The normally sleepy Swiss country town of Langenthal has become the focus of a virulent right-wing campaign to ban minarets from all mosques in the Alpine republic on the grounds that they symbolize ideological opposition to the country’s constitution. Switzerland’s “stop minaret” movement is backed by the influential ultra-conservative Swiss People’s Party, (SVP) which was re-elected in 2007 with its largest-ever share of the vote after mounting an anti-foreigner campaign that was denounced by the United Nations as racist. Ulrich Schüler, an SVP parliamentarian and leading member of the anti-minaret movement, says the edifices are political rather than religious. “They are symbols of a desire for power, of an Islam which wants to establish a legal and social order fundamentally contrary to the liberties guaranteed in our constitution,” he said. Switzerland is home to a population of about 400,000 Muslims, the majority of whom are Turks, Bosnians and Albanians. The “stop minaret” campaign was launched two years ago, prompting a national debate on the subject. A petition in support of its aims has since been signed by more than 100,000 citizens. Under Swiss law the issue now has to be decided by a national referendum which will be conducted in late November.

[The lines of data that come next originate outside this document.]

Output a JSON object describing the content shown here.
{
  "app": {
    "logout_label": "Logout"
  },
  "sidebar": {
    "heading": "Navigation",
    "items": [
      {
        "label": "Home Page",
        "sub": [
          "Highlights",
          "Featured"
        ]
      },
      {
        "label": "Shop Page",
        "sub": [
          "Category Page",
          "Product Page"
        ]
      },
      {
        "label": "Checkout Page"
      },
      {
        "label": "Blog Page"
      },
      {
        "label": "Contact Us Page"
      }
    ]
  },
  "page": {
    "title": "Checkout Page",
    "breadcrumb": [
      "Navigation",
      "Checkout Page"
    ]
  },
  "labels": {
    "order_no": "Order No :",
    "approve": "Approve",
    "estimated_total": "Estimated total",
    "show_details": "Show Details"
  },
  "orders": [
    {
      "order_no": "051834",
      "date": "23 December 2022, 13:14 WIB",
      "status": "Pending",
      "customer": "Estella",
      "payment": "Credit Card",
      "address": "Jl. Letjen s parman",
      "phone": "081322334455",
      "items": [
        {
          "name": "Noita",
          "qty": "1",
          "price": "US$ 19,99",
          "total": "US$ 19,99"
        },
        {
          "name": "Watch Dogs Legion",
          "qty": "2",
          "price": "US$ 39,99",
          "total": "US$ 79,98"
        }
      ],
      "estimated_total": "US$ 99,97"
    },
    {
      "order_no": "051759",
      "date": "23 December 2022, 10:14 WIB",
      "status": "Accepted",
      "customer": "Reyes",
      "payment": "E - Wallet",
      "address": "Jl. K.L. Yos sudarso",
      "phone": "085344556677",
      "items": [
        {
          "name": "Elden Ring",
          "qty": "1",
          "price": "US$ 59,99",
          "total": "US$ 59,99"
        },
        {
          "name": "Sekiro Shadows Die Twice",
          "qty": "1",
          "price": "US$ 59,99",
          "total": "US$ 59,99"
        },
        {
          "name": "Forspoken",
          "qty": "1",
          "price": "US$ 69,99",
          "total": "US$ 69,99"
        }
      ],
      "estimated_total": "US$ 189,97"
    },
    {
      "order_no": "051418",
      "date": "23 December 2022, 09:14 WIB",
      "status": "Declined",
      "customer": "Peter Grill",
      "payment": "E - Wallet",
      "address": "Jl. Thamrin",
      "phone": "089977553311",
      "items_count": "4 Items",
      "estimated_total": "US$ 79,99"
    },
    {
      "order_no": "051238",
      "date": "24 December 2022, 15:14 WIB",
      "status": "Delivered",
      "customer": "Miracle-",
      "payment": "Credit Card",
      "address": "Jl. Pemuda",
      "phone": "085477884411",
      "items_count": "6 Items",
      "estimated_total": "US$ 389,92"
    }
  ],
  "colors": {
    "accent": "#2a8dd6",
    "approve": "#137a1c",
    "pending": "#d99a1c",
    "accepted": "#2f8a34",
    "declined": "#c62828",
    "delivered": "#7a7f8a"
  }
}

However, before then, the “stop minaret” campaign is hoping to create a legal precedent by thwarting construction of a minaret in Langenthal, a provincial town halfway between Bern and Basel that is home to 14,000 people and 11 churches.
Swiss referendum on minarets
Campaigners denounce the towers as "symbols of Islamic power"